Bold statement coming up, though. I'd argue that just as bad as someone who won't try something once is the food snob. We all know one. The food snob wouldn't dream of eating from the staff canteen because they're perfectly happy with this organic quinoa salad made with tomatoes they grew themselves in their architecturally-designed urban allotment, but thanks for asking anyway *smug smile*. The food snob will only drink a cup of tea if the bags used to make it have been knitted by Peruvian goats (fair-trade, natch). If you cut open a food snob, instead of a liver and a heart and a spleen (which I'd be probably quite happy to sample, by the way) is simply a poster with the dates of every Scottish farmers' market coming up in the next two years.
I'm not having a go at Scottish famers' markets. I actually love farmers' markets - what's not to like? There's nothing I'd rather do than buy really fresh beautiful fruit monstrously hungover early on a Sunday morning, but most of the time you literally cannot move for people wearing padded gilets. At the fish counter you are sandwiched between two gilet-wearers rustling ominously beside you. You become a sardine in a sea of down-insulated sleeveless jackets. Much like how you shouldn't inflate a life jacket until you're out of an aeroplane, a gilet is an entirely inappropriate item to wear in a confined space: it keeps you safe and warm, but only at the expense of others. It is the ultimate selfish garment.
In doing so the food snob is as particular and restrictive about what they eat as the fussy eater. And chances are a fussy eater won't try to give you a lecture on the provenance of Quavers. But at least the food snob cares about the bigger picture: growers, farmers, and possibly most significantly, the welfare of their large intestine.
If I had the chance, I'd settle the debate in a good old fashioned Harry Hill TV Burp style. A giant jammy dodger would have a full-on punch-up with an oversized organic carrot (the ones with weird extra legs coming off them like a Doctor Who baddie because they've been discarded by the big supermarket chains who only want homogeneous veg).
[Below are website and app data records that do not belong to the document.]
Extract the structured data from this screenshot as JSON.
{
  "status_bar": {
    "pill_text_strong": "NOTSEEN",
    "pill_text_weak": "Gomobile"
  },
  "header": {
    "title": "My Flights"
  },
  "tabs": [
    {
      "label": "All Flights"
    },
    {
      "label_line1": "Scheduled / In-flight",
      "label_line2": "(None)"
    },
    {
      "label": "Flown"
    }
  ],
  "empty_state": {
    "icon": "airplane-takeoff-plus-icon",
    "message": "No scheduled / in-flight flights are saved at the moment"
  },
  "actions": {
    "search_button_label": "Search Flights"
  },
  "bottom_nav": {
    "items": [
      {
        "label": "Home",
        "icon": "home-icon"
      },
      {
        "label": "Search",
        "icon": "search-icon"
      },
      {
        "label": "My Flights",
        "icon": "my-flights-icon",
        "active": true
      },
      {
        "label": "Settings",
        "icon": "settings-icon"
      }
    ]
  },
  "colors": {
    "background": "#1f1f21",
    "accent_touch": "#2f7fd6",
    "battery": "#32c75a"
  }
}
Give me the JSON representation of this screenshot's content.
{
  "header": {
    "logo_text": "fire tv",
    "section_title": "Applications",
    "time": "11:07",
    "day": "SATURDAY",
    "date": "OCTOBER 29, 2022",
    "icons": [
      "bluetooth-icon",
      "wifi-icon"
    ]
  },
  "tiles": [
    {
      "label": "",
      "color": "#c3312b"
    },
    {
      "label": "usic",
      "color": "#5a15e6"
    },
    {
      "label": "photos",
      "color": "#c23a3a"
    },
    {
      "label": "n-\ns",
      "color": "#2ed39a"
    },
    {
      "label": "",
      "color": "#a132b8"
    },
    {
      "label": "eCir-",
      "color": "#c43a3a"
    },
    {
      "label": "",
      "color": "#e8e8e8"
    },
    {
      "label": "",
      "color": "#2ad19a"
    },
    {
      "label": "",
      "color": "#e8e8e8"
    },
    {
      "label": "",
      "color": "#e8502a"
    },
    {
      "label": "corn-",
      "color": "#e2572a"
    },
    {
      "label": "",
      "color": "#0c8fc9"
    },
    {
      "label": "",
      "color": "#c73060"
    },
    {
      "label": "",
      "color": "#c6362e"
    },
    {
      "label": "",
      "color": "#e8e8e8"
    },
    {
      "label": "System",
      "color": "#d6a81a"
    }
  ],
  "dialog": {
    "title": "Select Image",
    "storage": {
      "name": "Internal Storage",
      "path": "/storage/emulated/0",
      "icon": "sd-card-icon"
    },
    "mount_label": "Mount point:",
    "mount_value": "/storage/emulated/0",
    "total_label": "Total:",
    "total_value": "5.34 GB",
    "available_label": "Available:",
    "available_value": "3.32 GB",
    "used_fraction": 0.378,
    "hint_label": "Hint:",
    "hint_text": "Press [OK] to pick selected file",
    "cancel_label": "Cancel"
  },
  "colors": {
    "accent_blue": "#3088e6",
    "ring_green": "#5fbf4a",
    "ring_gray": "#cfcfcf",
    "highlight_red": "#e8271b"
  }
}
As for who would win, who knows. But you can bet your bottom dollar the end result would be some new fusion cuisine not even pioneered in East London yet. You heard it here first.